Eastern Long Necked Turtle ( Chelodina longicollis)
The Eastern Long Necked Turtle is regularly seen in summer in our area in dams and creeks and quite often crossing the roads on a hot day. If caught and picked up, it will emit a very strong defensive odour to quickly deter any predators.
The Long neck Turtle is predominantly a carnivore, feeding on insects other invertebrates, yabbies and small fish. It is also, not uncommon for them to eat their own hatchlings.
The males tend to be smaller than the females and have a slightly concave plastron (under shell) which allows them greater stability when mating with the female turtle. The female can lay up to 24 eggs in Spring, which then take 3 – 4 months to incubate. Often the hatchlings emerge after a heavy rain shower. The mortality rate in hatchlings is high as not only are they at risk of being eaten by adult turtles but also from, birds and even large fish.
If you happen to find a turtle crossing the road and it is safe to stop, give him a helping hand and carry him or her across to the side in the direction he was heading , as too many are senselessly run over by inconsiderate drivers.
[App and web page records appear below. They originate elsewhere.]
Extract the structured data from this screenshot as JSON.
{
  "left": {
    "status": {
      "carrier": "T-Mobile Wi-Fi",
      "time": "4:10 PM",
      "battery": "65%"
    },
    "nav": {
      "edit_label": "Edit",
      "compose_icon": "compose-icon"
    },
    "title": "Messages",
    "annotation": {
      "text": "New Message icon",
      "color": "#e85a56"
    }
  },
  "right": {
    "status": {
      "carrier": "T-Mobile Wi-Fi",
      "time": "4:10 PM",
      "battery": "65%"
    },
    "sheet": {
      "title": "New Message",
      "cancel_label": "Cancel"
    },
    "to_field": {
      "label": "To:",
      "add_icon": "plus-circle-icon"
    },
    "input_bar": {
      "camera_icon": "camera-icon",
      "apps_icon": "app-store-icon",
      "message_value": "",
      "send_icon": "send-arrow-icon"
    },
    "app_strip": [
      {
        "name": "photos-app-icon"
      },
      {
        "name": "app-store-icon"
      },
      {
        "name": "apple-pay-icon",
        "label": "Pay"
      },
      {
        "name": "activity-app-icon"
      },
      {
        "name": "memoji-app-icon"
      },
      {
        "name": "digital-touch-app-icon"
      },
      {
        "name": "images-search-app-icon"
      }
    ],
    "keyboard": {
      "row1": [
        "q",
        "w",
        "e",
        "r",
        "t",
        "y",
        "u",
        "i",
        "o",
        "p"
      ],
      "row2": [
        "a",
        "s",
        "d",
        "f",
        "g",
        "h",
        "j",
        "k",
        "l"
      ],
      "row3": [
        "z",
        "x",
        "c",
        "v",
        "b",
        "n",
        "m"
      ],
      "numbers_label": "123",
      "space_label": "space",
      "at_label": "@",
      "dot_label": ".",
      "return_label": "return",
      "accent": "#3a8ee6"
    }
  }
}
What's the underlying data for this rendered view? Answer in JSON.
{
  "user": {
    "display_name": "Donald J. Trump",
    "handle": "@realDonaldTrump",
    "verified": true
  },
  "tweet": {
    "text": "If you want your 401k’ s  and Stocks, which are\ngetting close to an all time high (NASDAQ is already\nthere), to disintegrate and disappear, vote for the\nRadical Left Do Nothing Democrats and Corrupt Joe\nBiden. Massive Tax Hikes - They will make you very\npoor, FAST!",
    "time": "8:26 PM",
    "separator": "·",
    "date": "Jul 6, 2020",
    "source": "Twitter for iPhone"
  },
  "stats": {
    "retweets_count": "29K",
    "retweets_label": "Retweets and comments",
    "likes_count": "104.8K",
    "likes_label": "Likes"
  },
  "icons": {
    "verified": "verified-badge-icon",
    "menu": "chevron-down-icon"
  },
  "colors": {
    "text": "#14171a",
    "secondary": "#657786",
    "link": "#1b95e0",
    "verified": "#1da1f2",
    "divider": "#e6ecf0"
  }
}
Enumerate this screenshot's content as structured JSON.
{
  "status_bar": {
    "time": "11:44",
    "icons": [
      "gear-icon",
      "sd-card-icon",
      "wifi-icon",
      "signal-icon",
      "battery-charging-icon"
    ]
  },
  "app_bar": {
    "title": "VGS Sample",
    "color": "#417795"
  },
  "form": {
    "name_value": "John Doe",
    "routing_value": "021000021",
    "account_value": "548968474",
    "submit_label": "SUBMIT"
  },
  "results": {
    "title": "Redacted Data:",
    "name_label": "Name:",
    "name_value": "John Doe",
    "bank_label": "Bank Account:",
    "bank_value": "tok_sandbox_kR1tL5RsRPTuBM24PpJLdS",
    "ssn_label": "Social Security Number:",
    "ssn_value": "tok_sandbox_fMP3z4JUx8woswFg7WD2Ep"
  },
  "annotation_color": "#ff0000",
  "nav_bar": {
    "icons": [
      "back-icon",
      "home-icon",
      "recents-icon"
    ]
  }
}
They will thank you for it, (even if it is with a dose of foul smelling spray)
By Steve Junghenn